§ **Task to carry out**:
When you answer, copy every line of the listing below exactly.

[[ Data provided, beginning ]]

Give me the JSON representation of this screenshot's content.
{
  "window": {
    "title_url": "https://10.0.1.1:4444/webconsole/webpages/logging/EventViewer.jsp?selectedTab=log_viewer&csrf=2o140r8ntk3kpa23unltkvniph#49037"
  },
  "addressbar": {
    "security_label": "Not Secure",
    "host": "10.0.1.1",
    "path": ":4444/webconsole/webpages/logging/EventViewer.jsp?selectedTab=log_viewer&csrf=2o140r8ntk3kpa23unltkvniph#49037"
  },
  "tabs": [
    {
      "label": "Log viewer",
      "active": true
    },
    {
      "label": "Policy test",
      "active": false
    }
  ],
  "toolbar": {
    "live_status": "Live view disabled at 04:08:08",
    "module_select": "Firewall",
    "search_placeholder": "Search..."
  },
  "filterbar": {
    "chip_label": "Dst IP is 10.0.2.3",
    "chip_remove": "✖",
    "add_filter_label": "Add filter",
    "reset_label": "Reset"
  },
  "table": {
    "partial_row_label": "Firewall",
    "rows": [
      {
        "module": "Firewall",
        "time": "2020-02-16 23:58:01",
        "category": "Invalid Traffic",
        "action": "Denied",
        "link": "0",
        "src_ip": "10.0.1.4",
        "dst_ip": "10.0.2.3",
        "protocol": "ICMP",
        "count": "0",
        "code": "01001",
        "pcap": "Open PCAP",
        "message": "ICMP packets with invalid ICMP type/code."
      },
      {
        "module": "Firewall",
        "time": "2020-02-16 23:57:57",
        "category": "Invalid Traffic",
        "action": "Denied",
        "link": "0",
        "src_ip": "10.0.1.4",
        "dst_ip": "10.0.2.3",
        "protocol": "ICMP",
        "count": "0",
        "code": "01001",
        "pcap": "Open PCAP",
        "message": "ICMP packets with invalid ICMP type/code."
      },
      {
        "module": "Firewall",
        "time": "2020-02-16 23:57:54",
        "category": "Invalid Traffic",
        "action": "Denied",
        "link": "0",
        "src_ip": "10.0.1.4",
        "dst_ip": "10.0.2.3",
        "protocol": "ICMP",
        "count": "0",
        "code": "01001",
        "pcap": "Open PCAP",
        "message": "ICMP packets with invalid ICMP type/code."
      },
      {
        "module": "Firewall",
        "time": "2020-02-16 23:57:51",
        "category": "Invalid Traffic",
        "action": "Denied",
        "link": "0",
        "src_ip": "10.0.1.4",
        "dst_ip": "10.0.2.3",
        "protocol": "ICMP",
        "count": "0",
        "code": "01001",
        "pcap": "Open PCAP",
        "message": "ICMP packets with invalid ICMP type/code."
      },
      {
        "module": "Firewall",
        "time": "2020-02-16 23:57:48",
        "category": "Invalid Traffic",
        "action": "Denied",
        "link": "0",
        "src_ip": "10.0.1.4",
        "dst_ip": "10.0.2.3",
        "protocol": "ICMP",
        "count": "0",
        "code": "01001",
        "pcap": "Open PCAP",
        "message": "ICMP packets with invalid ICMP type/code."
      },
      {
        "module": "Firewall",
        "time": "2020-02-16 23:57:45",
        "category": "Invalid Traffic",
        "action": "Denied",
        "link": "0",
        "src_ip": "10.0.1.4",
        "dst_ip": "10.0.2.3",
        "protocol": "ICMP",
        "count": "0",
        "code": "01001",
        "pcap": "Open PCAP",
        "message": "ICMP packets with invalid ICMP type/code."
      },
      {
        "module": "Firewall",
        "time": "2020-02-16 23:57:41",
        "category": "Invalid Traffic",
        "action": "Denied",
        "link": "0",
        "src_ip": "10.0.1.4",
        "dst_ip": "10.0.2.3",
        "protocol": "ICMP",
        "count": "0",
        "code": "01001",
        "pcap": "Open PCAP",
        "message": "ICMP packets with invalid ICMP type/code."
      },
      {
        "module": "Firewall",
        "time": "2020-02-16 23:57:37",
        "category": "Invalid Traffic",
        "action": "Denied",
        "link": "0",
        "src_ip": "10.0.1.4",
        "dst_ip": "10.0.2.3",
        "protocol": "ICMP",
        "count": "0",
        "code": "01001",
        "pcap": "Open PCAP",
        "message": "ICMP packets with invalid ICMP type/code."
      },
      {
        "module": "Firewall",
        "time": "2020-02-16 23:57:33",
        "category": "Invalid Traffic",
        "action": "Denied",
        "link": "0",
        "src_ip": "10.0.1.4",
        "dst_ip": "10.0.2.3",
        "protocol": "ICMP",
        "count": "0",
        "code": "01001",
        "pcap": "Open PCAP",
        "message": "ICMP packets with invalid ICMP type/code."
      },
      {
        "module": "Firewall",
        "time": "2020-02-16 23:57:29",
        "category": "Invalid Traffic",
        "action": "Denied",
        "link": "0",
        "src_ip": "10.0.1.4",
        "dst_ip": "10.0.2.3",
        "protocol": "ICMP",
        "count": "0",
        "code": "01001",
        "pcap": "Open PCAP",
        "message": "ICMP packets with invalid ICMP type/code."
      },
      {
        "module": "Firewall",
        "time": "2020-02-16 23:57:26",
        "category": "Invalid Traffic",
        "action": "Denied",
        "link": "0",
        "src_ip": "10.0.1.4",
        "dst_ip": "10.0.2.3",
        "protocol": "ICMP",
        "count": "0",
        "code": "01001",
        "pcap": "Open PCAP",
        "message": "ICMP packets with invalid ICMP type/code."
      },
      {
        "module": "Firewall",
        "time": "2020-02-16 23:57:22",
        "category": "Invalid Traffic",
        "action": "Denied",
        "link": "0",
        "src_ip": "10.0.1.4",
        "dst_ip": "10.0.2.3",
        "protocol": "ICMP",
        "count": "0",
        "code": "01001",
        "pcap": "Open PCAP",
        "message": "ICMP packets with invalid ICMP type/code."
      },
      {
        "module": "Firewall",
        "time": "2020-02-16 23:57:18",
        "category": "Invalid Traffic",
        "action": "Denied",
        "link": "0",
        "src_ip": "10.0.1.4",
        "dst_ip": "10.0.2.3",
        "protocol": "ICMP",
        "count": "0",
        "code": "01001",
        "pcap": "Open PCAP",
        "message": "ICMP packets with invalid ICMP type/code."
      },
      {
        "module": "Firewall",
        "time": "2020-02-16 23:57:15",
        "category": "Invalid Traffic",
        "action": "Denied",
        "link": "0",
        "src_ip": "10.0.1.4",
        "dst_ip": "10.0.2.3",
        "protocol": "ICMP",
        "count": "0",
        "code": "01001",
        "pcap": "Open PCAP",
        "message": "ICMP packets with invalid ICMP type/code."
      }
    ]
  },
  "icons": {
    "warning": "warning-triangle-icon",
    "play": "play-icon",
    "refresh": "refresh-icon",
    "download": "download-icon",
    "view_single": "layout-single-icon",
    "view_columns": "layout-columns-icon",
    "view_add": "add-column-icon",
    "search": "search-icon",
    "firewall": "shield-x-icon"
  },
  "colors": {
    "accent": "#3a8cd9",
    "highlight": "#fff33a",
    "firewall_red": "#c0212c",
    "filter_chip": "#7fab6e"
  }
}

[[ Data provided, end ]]

§ **Exercise answer**:
Give me the JSON representation of this screenshot's content.
{
  "window": {
    "title_url": "https://10.0.1.1:4444/webconsole/webpages/logging/EventViewer.jsp?selectedTab=log_viewer&csrf=2o140r8ntk3kpa23unltkvniph#49037"
  },
  "addressbar": {
    "security_label": "Not Secure",
    "host": "10.0.1.1",
    "path": ":4444/webconsole/webpages/logging/EventViewer.jsp?selectedTab=log_viewer&csrf=2o140r8ntk3kpa23unltkvniph#49037"
  },
  "tabs": [
    {
      "label": "Log viewer",
      "active": true
    },
    {
      "label": "Policy test",
      "active": false
    }
  ],
  "toolbar": {
    "live_status": "Live view disabled at 04:08:08",
    "module_select": "Firewall",
    "search_placeholder": "Search..."
  },
  "filterbar": {
    "chip_label": "Dst IP is 10.0.2.3",
    "chip_remove": "✖",
    "add_filter_label": "Add filter",
    "reset_label": "Reset"
  },
  "table": {
    "partial_row_label": "Firewall",
    "rows": [
      {
        "module": "Firewall",
        "time": "2020-02-16 23:58:01",
        "category": "Invalid Traffic",
        "action": "Denied",
        "link": "0",
        "src_ip": "10.0.1.4",
        "dst_ip": "10.0.2.3",
        "protocol": "ICMP",
        "count": "0",
        "code": "01001",
        "pcap": "Open PCAP",
        "message": "ICMP packets with invalid ICMP type/code."
      },
      {
        "module": "Firewall",
        "time": "2020-02-16 23:57:57",
        "category": "Invalid Traffic",
        "action": "Denied",
        "link": "0",
        "src_ip": "10.0.1.4",
        "dst_ip": "10.0.2.3",
        "protocol": "ICMP",
        "count": "0",
        "code": "01001",
        "pcap": "Open PCAP",
        "message": "ICMP packets with invalid ICMP type/code."
      },
      {
        "module": "Firewall",
        "time": "2020-02-16 23:57:54",
        "category": "Invalid Traffic",
        "action": "Denied",
        "link": "0",
        "src_ip": "10.0.1.4",
        "dst_ip": "10.0.2.3",
        "protocol": "ICMP",
        "count": "0",
        "code": "01001",
        "pcap": "Open PCAP",
        "message": "ICMP packets with invalid ICMP type/code."
      },
      {
        "module": "Firewall",
        "time": "2020-02-16 23:57:51",
        "category": "Invalid Traffic",
        "action": "Denied",
        "link": "0",
        "src_ip": "10.0.1.4",
        "dst_ip": "10.0.2.3",
        "protocol": "ICMP",
        "count": "0",
        "code": "01001",
        "pcap": "Open PCAP",
        "message": "ICMP packets with invalid ICMP type/code."
      },
      {
        "module": "Firewall",
        "time": "2020-02-16 23:57:48",
        "category": "Invalid Traffic",
        "action": "Denied",
        "link": "0",
        "src_ip": "10.0.1.4",
        "dst_ip": "10.0.2.3",
        "protocol": "ICMP",
        "count": "0",
        "code": "01001",
        "pcap": "Open PCAP",
        "message": "ICMP packets with invalid ICMP type/code."
      },
      {
        "module": "Firewall",
        "time": "2020-02-16 23:57:45",
        "category": "Invalid Traffic",
        "action": "Denied",
        "link": "0",
        "src_ip": "10.0.1.4",
        "dst_ip": "10.0.2.3",
        "protocol": "ICMP",
        "count": "0",
        "code": "01001",
        "pcap": "Open PCAP",
        "message": "ICMP packets with invalid ICMP type/code."
      },
      {
        "module": "Firewall",
        "time": "2020-02-16 23:57:41",
        "category": "Invalid Traffic",
        "action": "Denied",
        "link": "0",
        "src_ip": "10.0.1.4",
        "dst_ip": "10.0.2.3",
        "protocol": "ICMP",
        "count": "0",
        "code": "01001",
        "pcap": "Open PCAP",
        "message": "ICMP packets with invalid ICMP type/code."
      },
      {
        "module": "Firewall",
        "time": "2020-02-16 23:57:37",
        "category": "Invalid Traffic",
        "action": "Denied",
        "link": "0",
        "src_ip": "10.0.1.4",
        "dst_ip": "10.0.2.3",
        "protocol": "ICMP",
        "count": "0",
        "code": "01001",
        "pcap": "Open PCAP",
        "message": "ICMP packets with invalid ICMP type/code."
      },
      {
        "module": "Firewall",
        "time": "2020-02-16 23:57:33",
        "category": "Invalid Traffic",
        "action": "Denied",
        "link": "0",
        "src_ip": "10.0.1.4",
        "dst_ip": "10.0.2.3",
        "protocol": "ICMP",
        "count": "0",
        "code": "01001",
        "pcap": "Open PCAP",
        "message": "ICMP packets with invalid ICMP type/code."
      },
      {
        "module": "Firewall",
        "time": "2020-02-16 23:57:29",
        "category": "Invalid Traffic",
        "action": "Denied",
        "link": "0",
        "src_ip": "10.0.1.4",
        "dst_ip": "10.0.2.3",
        "protocol": "ICMP",
        "count": "0",
        "code": "01001",
        "pcap": "Open PCAP",
        "message": "ICMP packets with invalid ICMP type/code."
      },
      {
        "module": "Firewall",
        "time": "2020-02-16 23:57:26",
        "category": "Invalid Traffic",
        "action": "Denied",
        "link": "0",
        "src_ip": "10.0.1.4",
        "dst_ip": "10.0.2.3",
        "protocol": "ICMP",
        "count": "0",
        "code": "01001",
        "pcap": "Open PCAP",
        "message": "ICMP packets with invalid ICMP type/code."
      },
      {
        "module": "Firewall",
        "time": "2020-02-16 23:57:22",
        "category": "Invalid Traffic",
        "action": "Denied",
        "link": "0",
        "src_ip": "10.0.1.4",
        "dst_ip": "10.0.2.3",
        "protocol": "ICMP",
        "count": "0",
        "code": "01001",
        "pcap": "Open PCAP",
        "message": "ICMP packets with invalid ICMP type/code."
      },
      {
        "module": "Firewall",
        "time": "2020-02-16 23:57:18",
        "category": "Invalid Traffic",
        "action": "Denied",
        "link": "0",
        "src_ip": "10.0.1.4",
        "dst_ip": "10.0.2.3",
        "protocol": "ICMP",
        "count": "0",
        "code": "01001",
        "pcap": "Open PCAP",
        "message": "ICMP packets with invalid ICMP type/code."
      },
      {
        "module": "Firewall",
        "time": "2020-02-16 23:57:15",
        "category": "Invalid Traffic",
        "action": "Denied",
        "link": "0",
        "src_ip": "10.0.1.4",
        "dst_ip": "10.0.2.3",
        "protocol": "ICMP",
        "count": "0",
        "code": "01001",
        "pcap": "Open PCAP",
        "message": "ICMP packets with invalid ICMP type/code."
      }
    ]
  },
  "icons": {
    "warning": "warning-triangle-icon",
    "play": "play-icon",
    "refresh": "refresh-icon",
    "download": "download-icon",
    "view_single": "layout-single-icon",
    "view_columns": "layout-columns-icon",
    "view_add": "add-column-icon",
    "search": "search-icon",
    "firewall": "shield-x-icon"
  },
  "colors": {
    "accent": "#3a8cd9",
    "highlight": "#fff33a",
    "firewall_red": "#c0212c",
    "filter_chip": "#7fab6e"
  }
}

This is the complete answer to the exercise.